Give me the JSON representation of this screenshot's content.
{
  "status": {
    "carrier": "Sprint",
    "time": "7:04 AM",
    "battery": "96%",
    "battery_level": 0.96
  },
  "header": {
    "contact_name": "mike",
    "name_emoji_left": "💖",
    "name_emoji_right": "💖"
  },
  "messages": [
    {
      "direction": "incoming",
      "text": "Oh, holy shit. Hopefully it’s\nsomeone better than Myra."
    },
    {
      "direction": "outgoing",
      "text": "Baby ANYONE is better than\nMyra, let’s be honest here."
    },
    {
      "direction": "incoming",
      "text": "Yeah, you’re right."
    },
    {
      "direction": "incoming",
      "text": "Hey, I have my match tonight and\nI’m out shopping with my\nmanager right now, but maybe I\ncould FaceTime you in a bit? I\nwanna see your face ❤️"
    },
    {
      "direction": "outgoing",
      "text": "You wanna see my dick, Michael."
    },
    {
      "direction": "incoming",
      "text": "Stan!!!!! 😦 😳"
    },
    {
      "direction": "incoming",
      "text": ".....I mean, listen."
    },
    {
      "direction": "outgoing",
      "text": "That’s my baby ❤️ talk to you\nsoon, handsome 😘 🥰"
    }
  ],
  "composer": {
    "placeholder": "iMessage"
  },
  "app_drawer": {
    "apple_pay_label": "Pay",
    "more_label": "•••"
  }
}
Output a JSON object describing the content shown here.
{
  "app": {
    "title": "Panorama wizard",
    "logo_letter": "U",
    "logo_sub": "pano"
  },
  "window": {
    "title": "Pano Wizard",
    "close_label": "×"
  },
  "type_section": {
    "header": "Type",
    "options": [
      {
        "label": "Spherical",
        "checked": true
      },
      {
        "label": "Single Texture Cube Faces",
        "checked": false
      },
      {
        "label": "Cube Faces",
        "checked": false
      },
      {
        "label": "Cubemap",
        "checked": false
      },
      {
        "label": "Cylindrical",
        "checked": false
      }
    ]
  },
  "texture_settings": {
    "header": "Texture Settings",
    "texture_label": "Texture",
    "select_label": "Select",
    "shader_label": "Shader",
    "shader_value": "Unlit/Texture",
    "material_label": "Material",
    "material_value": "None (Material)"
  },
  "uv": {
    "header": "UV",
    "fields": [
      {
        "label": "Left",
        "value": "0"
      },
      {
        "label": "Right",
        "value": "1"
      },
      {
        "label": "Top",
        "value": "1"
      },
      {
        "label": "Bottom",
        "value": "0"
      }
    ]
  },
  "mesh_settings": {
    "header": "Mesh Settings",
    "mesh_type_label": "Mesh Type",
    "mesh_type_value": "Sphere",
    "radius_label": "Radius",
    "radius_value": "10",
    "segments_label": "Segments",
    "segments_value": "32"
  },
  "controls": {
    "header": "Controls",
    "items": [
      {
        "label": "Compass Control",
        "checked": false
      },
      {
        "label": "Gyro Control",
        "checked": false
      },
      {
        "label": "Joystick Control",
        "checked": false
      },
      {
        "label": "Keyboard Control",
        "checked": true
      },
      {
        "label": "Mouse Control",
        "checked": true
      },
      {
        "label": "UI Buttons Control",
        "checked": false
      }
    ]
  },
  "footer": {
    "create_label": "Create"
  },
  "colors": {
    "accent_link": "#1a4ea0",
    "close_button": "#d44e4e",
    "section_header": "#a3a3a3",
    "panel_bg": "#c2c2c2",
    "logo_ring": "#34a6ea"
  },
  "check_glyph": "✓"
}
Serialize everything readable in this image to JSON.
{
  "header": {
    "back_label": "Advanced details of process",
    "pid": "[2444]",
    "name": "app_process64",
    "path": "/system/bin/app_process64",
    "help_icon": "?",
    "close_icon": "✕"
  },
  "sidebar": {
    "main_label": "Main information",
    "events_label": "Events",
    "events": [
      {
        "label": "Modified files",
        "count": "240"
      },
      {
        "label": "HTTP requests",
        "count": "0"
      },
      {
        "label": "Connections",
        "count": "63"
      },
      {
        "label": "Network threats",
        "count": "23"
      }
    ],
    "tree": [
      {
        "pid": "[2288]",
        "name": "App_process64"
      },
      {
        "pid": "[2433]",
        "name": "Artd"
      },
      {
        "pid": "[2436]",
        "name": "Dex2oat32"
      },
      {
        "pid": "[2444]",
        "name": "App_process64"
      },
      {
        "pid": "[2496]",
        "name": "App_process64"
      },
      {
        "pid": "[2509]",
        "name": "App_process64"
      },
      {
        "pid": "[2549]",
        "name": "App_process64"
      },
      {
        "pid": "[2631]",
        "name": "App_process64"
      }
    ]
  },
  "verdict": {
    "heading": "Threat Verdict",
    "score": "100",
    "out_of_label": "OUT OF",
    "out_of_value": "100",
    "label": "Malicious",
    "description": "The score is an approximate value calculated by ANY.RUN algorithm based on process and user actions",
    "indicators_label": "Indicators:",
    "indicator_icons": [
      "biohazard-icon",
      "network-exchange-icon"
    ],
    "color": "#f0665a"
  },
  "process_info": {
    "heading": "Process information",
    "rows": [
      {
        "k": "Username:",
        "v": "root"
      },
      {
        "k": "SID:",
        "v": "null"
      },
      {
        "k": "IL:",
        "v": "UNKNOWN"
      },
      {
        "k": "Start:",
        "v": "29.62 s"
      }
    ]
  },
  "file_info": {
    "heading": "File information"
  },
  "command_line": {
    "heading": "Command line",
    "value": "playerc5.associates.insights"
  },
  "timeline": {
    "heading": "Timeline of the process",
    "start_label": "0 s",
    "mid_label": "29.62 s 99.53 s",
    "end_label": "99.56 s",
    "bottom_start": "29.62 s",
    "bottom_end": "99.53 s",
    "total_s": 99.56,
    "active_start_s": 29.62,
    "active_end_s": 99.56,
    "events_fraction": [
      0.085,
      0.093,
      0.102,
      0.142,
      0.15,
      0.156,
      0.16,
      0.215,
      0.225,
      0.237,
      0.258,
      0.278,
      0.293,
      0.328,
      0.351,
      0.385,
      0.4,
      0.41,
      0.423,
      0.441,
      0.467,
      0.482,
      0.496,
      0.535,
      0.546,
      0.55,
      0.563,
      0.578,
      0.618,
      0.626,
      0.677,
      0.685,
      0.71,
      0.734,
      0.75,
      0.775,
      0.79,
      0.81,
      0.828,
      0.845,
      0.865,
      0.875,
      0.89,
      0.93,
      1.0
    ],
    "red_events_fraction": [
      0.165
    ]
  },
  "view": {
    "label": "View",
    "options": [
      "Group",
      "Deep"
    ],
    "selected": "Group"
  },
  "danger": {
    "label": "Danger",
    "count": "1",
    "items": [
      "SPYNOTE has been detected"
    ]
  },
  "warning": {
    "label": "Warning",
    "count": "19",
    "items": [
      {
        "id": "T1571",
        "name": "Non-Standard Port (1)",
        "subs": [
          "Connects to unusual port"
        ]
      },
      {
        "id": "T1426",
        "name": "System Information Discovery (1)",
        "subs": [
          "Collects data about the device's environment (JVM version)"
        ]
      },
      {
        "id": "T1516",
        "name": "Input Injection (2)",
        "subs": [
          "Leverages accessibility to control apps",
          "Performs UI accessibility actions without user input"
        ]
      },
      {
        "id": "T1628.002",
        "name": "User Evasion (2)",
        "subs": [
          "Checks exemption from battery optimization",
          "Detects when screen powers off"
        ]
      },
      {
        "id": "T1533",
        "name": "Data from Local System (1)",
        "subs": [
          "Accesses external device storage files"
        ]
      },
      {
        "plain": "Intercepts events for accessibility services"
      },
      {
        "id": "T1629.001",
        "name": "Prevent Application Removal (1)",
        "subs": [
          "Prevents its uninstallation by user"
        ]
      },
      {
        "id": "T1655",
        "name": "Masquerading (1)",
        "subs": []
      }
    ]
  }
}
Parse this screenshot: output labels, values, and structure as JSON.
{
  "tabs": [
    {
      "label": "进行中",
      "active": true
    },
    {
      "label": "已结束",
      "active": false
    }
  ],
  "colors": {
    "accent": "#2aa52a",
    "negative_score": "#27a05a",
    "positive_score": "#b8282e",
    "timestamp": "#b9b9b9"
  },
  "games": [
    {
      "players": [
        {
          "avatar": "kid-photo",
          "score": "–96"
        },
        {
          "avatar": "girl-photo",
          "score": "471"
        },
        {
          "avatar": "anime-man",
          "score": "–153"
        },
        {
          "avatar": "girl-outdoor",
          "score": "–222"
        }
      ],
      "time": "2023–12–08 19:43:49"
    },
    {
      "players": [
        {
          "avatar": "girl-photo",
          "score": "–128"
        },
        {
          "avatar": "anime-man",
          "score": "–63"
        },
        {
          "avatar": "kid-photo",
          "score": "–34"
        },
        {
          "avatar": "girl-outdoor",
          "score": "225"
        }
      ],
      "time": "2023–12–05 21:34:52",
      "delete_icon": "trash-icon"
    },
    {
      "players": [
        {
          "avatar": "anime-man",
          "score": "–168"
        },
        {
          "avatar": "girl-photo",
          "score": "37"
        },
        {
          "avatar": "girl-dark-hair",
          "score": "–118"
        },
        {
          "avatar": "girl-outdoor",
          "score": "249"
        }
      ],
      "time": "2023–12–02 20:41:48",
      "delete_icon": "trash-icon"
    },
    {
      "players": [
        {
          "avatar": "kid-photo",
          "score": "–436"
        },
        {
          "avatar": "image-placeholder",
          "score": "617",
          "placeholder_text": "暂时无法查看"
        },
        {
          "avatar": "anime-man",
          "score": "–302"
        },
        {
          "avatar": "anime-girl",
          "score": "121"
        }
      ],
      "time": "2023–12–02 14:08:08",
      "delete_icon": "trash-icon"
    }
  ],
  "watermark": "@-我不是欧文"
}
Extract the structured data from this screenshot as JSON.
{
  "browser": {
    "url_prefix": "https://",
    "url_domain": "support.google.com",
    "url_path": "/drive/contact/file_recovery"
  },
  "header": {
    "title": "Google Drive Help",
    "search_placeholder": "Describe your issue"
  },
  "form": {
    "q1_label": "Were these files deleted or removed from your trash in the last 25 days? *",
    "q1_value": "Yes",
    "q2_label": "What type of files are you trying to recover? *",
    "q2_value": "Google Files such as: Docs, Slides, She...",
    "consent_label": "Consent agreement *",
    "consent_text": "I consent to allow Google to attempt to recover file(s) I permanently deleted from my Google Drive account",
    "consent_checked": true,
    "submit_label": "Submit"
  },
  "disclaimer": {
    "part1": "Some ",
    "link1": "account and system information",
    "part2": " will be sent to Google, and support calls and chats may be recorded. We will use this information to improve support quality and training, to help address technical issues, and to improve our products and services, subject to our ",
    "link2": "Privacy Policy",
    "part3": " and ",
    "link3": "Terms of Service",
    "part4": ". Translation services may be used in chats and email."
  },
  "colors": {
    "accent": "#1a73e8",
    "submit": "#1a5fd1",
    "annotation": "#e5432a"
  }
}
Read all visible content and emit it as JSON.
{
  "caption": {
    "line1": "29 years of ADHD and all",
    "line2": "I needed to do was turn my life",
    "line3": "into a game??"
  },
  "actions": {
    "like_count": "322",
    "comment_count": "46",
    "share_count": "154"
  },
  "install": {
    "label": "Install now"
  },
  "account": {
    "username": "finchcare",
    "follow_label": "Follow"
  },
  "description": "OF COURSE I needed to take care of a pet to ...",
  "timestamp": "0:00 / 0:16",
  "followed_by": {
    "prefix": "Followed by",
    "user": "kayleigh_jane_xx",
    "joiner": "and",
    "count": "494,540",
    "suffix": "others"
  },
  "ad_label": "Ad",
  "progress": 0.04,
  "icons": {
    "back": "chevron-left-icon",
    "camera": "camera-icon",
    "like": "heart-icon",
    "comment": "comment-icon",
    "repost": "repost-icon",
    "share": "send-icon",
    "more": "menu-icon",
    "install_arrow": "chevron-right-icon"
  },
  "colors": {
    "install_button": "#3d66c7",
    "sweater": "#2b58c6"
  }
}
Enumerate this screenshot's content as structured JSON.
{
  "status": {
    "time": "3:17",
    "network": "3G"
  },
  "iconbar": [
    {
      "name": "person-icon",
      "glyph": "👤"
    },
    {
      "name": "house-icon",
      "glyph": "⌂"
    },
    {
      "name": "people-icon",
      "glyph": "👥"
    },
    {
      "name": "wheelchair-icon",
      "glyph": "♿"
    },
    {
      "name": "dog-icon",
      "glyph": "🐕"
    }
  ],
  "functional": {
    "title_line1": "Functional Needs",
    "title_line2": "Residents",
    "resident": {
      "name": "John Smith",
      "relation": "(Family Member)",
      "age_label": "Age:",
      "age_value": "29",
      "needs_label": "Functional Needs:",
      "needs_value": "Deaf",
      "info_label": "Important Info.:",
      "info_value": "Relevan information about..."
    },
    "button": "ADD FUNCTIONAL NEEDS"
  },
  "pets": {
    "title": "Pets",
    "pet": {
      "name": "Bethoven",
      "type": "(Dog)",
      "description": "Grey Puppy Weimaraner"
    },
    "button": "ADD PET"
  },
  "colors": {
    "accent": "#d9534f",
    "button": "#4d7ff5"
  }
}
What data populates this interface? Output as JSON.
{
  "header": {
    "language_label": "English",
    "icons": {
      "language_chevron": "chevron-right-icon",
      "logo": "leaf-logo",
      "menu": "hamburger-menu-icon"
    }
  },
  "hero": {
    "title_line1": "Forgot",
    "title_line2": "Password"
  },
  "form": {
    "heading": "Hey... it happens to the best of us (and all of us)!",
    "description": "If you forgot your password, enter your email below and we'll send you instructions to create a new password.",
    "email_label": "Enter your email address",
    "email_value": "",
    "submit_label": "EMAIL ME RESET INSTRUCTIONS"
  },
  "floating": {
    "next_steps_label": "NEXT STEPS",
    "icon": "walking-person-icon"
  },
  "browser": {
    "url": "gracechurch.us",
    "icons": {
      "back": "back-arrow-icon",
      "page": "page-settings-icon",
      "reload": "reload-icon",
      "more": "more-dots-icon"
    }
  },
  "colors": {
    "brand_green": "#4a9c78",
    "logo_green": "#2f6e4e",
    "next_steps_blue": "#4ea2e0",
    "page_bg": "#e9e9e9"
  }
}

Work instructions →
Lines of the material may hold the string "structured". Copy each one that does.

Response →
Extract the structured data from this screenshot as JSON.
Enumerate this screenshot's content as structured JSON.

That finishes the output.